In Part 2 I will discuss hydration which is a normally misunderstood and disregarded performance factor.
The first concept to clarify is that there is under hydration and over hydration, and according to research, both have negative effects on exercise performance, but more of that in a moment.
Now it is time to take a look at the facts
If you are thirsty, you already have a dehydration level of about 2% and science have shown that a 2% dehydration level can decrease sports performance up to 10% and cause mental and visual fatigue.
Now referring to water loss, science have also shown that:
2% water loss can decrease athletic performance by 50% and provoke headaches.
5% water loss can increase heart rate and respiration, dizziness and fainting
10% water loss can generate spastic muscles, and heart and kidney damage
15% water loss can be fatal and we have seen examples of that on different marathons
What to do
The first step is to make sure you drink enough pure, clean, filtered water. I like to use 7 stages reverse osmosis filters with one remineralizer stage and an extra alkalinizing filter. And this is not about drinking as much water as possible, because over hydration can lead to a condition called hyponatremia, which refers to low plasma sodium levels and the consequent electrolyte disbalances.
The water goal for the day is 0.04 liters / kg of bodyweight (0.61 oz / lb.), so an 80 kg (176 lb.) person should be drinking 3.2 litters (108 oz) of clean, pure filtered water per day, but that doesn’t take in count the water loss during exercise, which must be replaced as well.
In order to replace the water loss during exercise it is recommended to drink 200 – 300 ml (7 – 10 oz) of pure, clean, filtered water every 10 – 20 minutes, of course depending on factors like temperature, humidity and sweat levels.
Only drinking water won’t help you to prevent dehydration as this condition is also related to a loss of electrolyte balance in the blood and here is where a proper electrolyte supplement comes into play. Through my athletes, I have had to see the results of the use of different brands, and here are the ones I recommend and my athletes, because these products also include different nutrients that enhance the hydration process inside the body:
The dosages for these supplements are 1-2 scoops per hour during the workout, again, depending on the temperature, humidity and sweat levels.
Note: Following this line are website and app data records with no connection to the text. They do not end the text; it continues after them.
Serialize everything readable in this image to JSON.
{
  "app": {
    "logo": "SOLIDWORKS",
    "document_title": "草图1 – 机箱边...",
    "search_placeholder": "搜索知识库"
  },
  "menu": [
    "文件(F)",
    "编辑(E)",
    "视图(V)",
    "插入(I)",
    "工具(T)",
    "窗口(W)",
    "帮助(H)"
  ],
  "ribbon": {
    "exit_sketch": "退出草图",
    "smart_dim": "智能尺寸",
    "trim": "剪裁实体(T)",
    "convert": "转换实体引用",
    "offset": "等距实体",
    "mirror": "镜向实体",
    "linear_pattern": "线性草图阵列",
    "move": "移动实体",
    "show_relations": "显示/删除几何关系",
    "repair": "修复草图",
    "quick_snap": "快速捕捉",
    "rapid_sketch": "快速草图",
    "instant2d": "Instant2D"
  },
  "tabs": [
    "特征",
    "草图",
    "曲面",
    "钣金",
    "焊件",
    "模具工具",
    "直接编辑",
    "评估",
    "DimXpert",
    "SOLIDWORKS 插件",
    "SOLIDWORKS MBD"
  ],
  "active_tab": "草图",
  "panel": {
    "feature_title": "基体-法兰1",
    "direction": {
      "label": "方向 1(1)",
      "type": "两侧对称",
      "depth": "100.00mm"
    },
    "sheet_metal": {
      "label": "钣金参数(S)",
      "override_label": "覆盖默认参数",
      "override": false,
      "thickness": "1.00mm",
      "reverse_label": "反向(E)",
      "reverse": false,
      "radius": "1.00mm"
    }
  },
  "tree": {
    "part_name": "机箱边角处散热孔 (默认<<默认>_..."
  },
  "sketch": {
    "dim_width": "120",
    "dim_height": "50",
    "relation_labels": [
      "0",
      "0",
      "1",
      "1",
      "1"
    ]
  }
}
In certain occasions, under extreme weather or training conditions, it is also useful to take them post-workout in order to prevent muscle cramps.
On long duration sport events where the weather conditions can make athletes loose significant amounts of water and get a disbalanced electrolyte profile, I always advice my athletes to start using the electrolyte formula one week before the event, even if they are not training because of the tapering or the traveling, as this can help to prevent the problems mentioned before.
Sometimes, disbalances or deficiencies in electrolytes can create sugar and carbohydrates cravings, so pay attention to those feelings and act accordingly.
A home test to see if your hydration levels are enough is related to the color of your urine, and it should be pale yellow, and this doesn’t tell you if you are properly hydrated, but it tells you that you are not dehydrated. If the urine is dark yellow or even fluorescent yellow, that could be an alarming sign of dehydration.
As mentioned before, everything is about balance inside the body and now you know that drinking and replacing the right amount of water along with the use of a proper electrolyte formula, you are ensuring a great training session!
Coach Carlos Castro